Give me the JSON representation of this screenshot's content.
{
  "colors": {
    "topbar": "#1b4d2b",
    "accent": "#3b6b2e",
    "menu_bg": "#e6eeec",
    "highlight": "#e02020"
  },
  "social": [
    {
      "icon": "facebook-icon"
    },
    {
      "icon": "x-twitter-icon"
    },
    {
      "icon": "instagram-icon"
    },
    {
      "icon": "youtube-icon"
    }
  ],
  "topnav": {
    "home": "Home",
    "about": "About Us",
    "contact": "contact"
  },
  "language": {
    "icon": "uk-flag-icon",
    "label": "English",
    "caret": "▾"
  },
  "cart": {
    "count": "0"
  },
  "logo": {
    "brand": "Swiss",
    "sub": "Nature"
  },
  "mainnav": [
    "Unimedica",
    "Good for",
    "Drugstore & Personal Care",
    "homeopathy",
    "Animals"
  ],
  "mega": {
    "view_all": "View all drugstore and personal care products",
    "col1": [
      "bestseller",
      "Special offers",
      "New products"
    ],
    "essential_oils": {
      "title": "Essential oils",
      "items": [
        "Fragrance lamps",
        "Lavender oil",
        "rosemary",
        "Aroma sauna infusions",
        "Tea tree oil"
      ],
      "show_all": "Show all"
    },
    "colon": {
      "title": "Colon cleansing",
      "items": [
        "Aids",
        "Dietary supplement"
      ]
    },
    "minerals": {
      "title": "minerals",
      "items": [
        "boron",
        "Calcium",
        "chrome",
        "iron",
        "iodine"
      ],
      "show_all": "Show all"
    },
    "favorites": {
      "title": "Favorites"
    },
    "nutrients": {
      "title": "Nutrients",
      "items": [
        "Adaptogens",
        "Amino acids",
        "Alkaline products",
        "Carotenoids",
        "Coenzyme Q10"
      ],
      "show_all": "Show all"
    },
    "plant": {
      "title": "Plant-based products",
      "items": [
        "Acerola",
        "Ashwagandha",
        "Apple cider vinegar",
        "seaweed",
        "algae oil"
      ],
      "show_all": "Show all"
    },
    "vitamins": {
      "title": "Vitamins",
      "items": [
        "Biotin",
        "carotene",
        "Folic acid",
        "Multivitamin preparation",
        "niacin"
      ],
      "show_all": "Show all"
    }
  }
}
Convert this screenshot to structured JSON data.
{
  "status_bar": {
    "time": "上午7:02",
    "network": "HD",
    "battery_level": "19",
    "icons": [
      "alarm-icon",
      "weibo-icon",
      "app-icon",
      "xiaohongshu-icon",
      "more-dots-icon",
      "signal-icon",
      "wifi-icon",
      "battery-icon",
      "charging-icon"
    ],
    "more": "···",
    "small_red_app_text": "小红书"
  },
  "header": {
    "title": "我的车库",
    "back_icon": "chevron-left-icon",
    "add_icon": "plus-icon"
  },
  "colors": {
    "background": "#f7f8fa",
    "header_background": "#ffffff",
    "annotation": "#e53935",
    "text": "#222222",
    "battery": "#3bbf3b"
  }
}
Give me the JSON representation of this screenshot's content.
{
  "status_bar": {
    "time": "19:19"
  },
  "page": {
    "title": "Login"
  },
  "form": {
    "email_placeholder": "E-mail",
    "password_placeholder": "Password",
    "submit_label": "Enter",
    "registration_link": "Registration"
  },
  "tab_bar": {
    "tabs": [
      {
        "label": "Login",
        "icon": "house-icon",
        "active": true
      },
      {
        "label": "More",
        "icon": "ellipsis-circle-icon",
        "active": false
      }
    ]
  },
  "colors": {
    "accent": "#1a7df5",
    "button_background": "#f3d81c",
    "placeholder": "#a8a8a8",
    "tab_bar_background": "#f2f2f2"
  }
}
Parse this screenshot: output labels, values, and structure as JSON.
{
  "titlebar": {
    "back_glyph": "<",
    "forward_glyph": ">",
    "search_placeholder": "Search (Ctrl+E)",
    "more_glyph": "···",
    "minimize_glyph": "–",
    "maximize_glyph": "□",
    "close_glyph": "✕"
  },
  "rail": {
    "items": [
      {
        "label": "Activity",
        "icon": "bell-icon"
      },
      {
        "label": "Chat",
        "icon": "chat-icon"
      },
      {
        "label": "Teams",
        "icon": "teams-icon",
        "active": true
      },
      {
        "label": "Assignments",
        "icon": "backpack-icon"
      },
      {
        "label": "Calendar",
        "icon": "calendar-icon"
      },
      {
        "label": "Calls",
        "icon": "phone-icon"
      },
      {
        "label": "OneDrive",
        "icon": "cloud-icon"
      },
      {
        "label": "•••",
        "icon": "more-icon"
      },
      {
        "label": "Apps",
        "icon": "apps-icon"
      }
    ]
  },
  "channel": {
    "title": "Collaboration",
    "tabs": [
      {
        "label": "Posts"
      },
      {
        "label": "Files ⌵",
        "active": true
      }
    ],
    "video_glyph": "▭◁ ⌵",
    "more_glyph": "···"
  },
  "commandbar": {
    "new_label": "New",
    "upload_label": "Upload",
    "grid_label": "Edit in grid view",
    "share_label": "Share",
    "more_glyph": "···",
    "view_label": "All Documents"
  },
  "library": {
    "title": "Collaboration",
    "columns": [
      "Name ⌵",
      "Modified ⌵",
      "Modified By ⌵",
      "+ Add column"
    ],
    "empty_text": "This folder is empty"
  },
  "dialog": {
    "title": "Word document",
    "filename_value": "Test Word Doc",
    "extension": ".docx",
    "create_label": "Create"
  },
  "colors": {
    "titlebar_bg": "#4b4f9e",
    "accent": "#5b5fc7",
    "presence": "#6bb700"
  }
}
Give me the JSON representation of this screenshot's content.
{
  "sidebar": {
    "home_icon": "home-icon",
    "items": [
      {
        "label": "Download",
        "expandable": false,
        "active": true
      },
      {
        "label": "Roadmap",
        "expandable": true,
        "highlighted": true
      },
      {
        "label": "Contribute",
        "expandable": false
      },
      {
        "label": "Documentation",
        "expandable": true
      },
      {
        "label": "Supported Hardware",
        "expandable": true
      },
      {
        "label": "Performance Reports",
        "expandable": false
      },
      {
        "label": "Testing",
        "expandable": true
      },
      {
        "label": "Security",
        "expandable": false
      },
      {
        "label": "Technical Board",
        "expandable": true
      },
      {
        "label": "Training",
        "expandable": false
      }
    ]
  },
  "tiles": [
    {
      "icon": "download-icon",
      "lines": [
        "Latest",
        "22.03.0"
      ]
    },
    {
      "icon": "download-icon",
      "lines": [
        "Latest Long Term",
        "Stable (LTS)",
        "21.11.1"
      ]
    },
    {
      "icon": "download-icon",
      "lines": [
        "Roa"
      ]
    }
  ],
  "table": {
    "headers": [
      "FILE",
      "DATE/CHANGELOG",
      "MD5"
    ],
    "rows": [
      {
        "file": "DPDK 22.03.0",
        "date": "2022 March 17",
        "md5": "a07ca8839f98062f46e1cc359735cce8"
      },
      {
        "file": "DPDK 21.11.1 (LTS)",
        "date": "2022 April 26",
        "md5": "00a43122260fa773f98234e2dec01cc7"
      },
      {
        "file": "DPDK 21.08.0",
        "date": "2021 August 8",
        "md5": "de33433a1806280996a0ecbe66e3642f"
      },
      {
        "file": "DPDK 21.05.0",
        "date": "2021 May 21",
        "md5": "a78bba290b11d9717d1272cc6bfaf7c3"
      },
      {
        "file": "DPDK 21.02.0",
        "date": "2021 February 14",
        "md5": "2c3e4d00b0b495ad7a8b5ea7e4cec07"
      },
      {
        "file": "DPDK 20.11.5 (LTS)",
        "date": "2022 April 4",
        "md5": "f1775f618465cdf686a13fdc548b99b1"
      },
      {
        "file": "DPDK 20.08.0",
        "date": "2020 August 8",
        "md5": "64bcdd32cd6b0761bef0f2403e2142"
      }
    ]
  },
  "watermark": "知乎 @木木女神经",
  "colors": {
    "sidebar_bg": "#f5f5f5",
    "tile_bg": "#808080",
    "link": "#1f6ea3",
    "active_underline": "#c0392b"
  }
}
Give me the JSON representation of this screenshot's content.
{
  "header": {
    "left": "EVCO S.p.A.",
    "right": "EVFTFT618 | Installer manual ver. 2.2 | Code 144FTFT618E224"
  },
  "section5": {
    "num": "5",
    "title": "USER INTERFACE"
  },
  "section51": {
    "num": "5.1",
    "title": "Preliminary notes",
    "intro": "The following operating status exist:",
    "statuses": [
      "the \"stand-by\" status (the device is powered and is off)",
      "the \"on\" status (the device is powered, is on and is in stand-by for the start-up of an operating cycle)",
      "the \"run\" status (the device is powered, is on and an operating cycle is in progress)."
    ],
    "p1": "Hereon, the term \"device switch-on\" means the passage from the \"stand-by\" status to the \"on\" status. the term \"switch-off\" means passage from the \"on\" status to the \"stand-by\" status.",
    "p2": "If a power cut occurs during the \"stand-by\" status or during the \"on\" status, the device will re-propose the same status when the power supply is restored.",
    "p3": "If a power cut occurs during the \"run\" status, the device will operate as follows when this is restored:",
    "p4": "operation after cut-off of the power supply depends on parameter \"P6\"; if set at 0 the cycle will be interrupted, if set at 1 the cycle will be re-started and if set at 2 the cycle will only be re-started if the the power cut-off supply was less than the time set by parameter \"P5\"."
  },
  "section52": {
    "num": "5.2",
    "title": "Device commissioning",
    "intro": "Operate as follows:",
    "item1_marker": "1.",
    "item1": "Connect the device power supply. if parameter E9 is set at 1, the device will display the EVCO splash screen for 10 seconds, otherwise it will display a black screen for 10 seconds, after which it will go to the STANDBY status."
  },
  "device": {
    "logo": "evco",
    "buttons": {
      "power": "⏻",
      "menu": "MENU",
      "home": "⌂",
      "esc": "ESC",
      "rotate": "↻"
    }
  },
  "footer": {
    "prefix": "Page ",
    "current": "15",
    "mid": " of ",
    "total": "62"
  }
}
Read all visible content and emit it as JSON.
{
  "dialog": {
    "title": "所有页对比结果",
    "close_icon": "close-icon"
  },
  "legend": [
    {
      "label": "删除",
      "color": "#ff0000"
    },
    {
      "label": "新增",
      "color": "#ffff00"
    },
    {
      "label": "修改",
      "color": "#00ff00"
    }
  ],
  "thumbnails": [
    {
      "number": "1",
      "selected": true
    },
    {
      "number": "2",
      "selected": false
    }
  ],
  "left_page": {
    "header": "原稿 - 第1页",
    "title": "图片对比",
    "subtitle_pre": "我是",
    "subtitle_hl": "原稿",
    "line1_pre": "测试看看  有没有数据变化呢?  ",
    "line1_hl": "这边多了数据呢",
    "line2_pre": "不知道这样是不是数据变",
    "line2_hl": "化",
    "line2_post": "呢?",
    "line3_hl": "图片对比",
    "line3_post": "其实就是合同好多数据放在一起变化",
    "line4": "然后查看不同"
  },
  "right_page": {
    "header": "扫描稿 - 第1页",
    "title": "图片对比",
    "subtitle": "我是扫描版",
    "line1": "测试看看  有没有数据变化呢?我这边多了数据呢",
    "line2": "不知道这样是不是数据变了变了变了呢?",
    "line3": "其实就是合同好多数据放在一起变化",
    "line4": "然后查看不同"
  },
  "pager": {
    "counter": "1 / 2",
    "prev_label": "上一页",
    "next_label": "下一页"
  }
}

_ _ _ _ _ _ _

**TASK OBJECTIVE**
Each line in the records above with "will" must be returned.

**SOLUTION FOR THIS PROBLEM**
    "p2": "If a power cut occurs during the \"stand-by\" status or during the \"on\" status, the device will re-propose the same status when the power supply is restored.",
    "p3": "If a power cut occurs during the \"run\" status, the device will operate as follows when this is restored:",
    "p4": "operation after cut-off of the power supply depends on parameter \"P6\"; if set at 0 the cycle will be interrupted, if set at 1 the cycle will be re-started and if set at 2 the cycle will only be re-started if the the power cut-off supply was less than the time set by parameter \"P5\"."
    "item1": "Connect the device power supply. if parameter E9 is set at 1, the device will display the EVCO splash screen for 10 seconds, otherwise it will display a black screen for 10 seconds, after which it will go to the STANDBY status."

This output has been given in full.